# [Exercise material]
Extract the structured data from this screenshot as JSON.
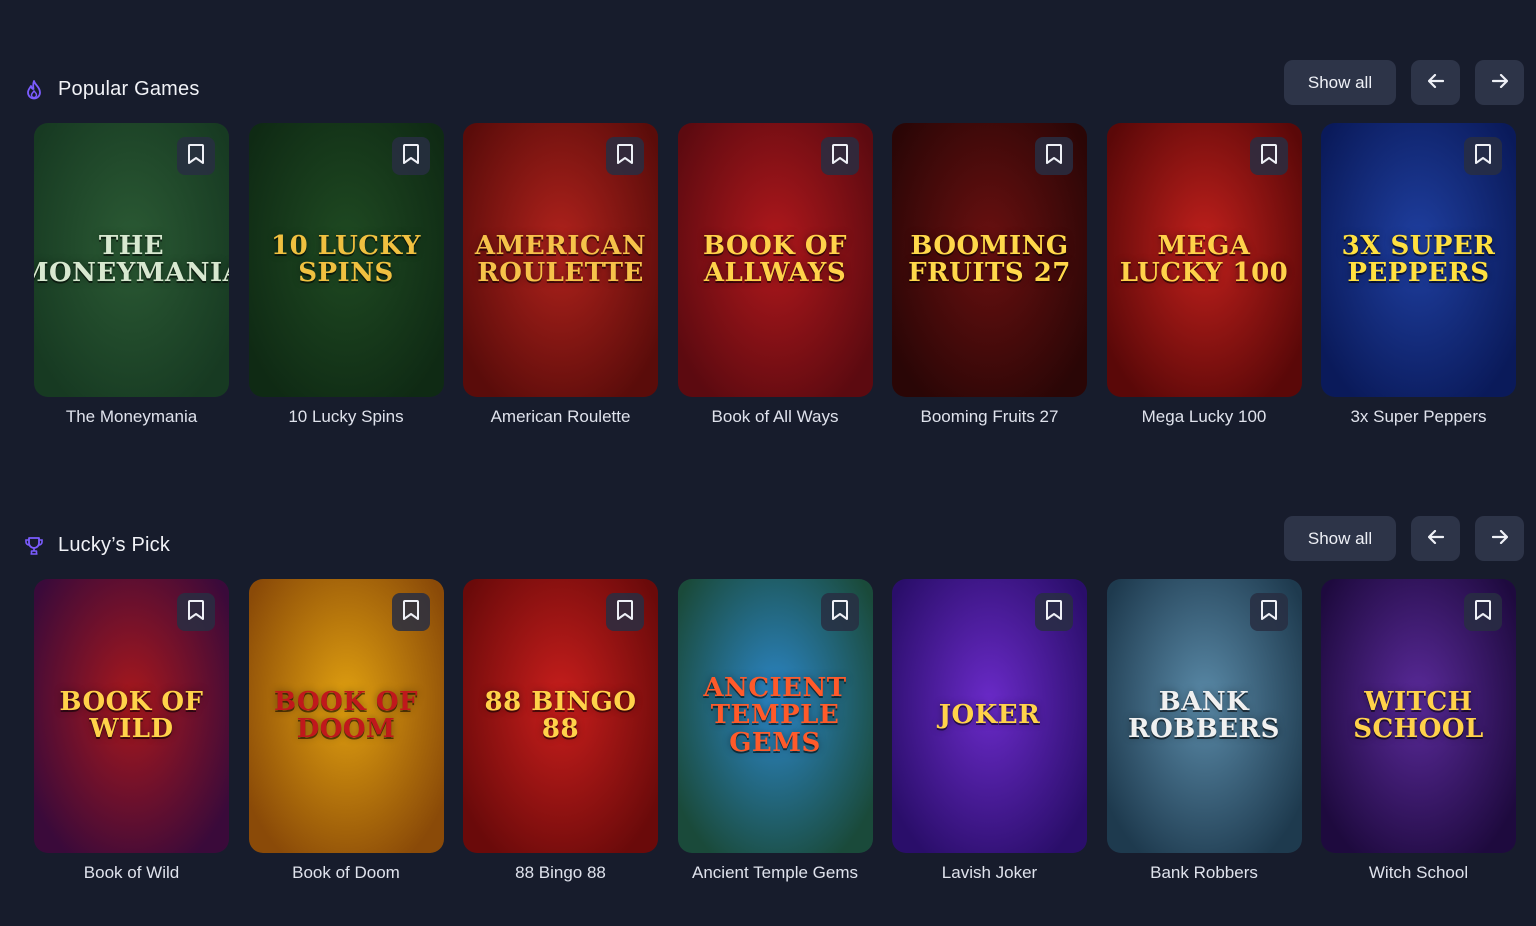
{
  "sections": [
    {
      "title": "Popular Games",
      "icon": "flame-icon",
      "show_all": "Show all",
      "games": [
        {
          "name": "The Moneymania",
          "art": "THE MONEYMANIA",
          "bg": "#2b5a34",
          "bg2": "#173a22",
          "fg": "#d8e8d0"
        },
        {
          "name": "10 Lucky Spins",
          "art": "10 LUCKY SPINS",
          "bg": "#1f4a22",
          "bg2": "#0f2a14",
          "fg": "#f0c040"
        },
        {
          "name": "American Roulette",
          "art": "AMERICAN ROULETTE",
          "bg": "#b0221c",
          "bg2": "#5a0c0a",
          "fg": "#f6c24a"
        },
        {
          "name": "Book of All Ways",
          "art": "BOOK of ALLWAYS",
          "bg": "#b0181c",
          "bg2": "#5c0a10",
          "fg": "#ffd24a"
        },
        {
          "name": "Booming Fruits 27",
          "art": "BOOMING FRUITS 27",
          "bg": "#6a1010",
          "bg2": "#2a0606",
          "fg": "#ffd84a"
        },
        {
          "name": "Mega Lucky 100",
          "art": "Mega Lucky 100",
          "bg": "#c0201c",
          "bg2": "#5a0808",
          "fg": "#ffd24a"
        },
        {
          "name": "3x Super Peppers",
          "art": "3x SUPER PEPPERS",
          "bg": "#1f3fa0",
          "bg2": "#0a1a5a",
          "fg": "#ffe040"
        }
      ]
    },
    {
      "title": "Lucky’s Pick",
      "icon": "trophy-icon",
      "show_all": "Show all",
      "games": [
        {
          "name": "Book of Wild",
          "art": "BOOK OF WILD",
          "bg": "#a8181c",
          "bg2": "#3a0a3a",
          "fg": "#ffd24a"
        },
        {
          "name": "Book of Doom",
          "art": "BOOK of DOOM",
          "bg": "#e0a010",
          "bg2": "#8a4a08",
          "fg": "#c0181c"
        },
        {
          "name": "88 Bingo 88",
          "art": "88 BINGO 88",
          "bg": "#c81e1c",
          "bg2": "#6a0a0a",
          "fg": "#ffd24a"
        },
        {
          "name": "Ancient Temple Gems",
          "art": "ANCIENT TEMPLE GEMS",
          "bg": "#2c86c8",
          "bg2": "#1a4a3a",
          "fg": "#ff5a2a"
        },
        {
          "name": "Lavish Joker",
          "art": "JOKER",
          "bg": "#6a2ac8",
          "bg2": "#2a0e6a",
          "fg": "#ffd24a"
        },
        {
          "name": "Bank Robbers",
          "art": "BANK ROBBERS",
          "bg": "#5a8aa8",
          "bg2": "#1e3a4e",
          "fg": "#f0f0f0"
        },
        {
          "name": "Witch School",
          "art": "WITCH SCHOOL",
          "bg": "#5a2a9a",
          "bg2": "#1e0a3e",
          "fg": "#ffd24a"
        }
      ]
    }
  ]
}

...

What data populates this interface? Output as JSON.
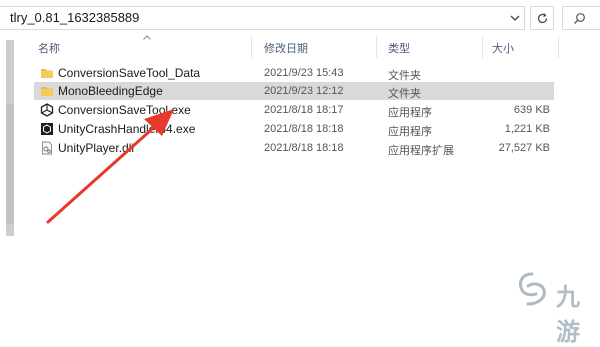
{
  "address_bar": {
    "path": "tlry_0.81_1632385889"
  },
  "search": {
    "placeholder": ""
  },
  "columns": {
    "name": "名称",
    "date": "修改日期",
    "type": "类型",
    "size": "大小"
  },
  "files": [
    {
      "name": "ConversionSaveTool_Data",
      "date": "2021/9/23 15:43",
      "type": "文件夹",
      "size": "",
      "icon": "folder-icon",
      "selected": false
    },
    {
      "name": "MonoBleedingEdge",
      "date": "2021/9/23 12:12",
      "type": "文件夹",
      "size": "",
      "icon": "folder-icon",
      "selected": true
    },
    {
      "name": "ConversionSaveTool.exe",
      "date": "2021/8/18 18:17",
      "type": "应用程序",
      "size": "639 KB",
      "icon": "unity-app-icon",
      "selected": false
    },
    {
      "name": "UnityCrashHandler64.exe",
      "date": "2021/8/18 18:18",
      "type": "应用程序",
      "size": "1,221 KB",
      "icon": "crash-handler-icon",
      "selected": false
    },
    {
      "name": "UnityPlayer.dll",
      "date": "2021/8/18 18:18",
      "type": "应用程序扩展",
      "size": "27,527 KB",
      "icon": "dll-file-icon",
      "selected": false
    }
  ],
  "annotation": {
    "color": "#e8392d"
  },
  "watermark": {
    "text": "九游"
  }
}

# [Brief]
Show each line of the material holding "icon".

# [Response box]
      "icon": "flame-icon",
      "icon": "trophy-icon",
      "icon": "folder-icon",
      "icon": "folder-icon",
      "icon": "unity-app-icon",
      "icon": "crash-handler-icon",
      "icon": "dll-file-icon",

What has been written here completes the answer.